I am not sure the market will be blown away by 2Q numbers, as some posters have suggested. Don't forget the huge Deep Panuke bonus in Q1 (300 million in cash flow) from selling 250 million cubic feet per day over $15. There will be huge drop from Deep Panuke for Q2. (Should be nice again next winter however).
What I do hope to see are good results on a series of TMS wells from ECA and from HK which could clearly establish that area as the next high return shale play and that will lead shift to flat out development as occurred at Eagleford.
You are perfectly on the mark when you say that Deep Panuke will contribute much much less this time around.
I guess my view is that the consensus estimate is 27 cents (barely increased in the last three months from 21 cents). EPS for Q1 was 70 cents! That is a drop of 70% in earnings quarter to quarter. That tells me that the market is clearly factoring the fact that Deep Panuke will not have a repeat performance (at least until next winter).

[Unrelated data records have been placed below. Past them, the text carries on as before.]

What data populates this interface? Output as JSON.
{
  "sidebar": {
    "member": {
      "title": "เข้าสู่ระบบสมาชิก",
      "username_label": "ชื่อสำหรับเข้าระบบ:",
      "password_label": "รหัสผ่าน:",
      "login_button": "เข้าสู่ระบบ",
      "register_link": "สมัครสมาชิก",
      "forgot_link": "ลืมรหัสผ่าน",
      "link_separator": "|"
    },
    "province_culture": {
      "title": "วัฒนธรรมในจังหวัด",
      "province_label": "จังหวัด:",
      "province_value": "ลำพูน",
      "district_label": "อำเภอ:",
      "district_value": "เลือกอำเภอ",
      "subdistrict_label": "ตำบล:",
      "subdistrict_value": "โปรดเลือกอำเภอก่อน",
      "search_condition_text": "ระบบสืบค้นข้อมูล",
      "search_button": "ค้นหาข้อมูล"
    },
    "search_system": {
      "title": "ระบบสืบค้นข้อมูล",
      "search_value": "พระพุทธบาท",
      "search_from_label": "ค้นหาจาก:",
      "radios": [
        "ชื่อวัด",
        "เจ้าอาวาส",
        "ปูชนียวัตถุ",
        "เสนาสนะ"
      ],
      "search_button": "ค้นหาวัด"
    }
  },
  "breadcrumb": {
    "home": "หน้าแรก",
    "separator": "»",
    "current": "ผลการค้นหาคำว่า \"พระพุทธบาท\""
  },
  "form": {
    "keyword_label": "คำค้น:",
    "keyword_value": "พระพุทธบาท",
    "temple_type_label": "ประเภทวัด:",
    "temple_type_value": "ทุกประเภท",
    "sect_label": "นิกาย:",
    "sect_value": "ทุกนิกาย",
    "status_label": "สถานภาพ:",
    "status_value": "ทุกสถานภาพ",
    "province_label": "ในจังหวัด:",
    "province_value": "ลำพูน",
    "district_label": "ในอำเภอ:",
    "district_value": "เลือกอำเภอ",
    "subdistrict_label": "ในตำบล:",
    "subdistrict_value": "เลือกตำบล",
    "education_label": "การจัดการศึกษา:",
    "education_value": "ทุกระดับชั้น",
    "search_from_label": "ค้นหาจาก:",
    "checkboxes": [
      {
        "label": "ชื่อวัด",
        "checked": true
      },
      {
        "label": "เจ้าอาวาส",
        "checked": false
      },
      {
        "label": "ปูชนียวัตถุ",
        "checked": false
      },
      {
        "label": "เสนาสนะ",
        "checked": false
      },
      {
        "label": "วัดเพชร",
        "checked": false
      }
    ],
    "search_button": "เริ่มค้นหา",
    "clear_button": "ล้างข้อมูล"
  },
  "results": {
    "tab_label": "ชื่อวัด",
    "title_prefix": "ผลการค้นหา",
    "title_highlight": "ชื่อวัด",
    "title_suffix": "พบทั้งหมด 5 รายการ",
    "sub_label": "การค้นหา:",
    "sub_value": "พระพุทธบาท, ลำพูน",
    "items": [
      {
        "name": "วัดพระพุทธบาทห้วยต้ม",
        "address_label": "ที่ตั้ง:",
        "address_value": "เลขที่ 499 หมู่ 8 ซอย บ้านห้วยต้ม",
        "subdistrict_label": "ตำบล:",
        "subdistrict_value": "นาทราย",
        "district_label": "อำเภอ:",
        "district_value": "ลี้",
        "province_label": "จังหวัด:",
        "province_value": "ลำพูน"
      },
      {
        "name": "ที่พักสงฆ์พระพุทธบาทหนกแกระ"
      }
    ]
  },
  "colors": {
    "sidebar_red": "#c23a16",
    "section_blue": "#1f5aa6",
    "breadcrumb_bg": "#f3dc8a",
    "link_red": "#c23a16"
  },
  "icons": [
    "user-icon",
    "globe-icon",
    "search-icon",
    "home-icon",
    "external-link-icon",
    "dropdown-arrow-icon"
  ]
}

So what does 27 cents compare to? Well, let's see what they delivered in Q2 last year (2013). They earned 34 cents for Q2 2013. And that was in an environment with slightly lower NG prices (realized 4.17, NYMEX: 4.09) over the quarter. But more importantly, it was in an environment where they had just started cost cutting and they had just started gearing up towards liquids production with 47.6 Mbbls/d. Just the production from the EagleFord field alone gives about 53 Mbbls/d (and mostly oil, not NGLs!) according to the most recent investor presentation.
What is hard to factor in is the lost production from the asset sales. A quick back of the envelope computation (using Q2 2013 numbers) and we get a reduction of 4.6 (50% of PrarieSky in Q2 2013) + 7.4 (Big Horn) + 4.9 (Jonah) + .9 (East Texas).
That corresponds to 17.8 Mbbls/d of liquids (mostly NGL, not oil) of lost production from fields sold since Q2 2013. That is significantly less than the additional 53 Mbbls/d from the EagleFord. Furthermore, the other fields (Montney, DJ Basin, San Juan, TMS) are all producing significantly more liquids (at least as of Q1 2014) relative to Q2 2013. And again, pricing was just as good this quarter as it was last year for Q2.
So in all, beyond all the (hopefully) exciting news from TMS and other emerging fields, I think the actual numbers of current ongoing operations will start reflecting what a different firm ECA is today relative to a year ago. GLTA, do your own D&D.